Directions: Reproduce all entries precisely as they are written.

(Interface dataset entries)

──────────

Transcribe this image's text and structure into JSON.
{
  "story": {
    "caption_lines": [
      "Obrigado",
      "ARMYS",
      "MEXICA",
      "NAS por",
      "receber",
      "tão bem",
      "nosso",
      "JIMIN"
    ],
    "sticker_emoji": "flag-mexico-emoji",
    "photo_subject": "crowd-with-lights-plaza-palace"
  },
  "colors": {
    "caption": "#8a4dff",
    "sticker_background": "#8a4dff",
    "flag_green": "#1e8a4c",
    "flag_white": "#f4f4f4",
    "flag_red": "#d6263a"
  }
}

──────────

Answer section:
Transcribe this image's text and structure into JSON.
{
  "story": {
    "caption_lines": [
      "Obrigado",
      "ARMYS",
      "MEXICA",
      "NAS por",
      "receber",
      "tão bem",
      "nosso",
      "JIMIN"
    ],
    "sticker_emoji": "flag-mexico-emoji",
    "photo_subject": "crowd-with-lights-plaza-palace"
  },
  "colors": {
    "caption": "#8a4dff",
    "sticker_background": "#8a4dff",
    "flag_green": "#1e8a4c",
    "flag_white": "#f4f4f4",
    "flag_red": "#d6263a"
  }
}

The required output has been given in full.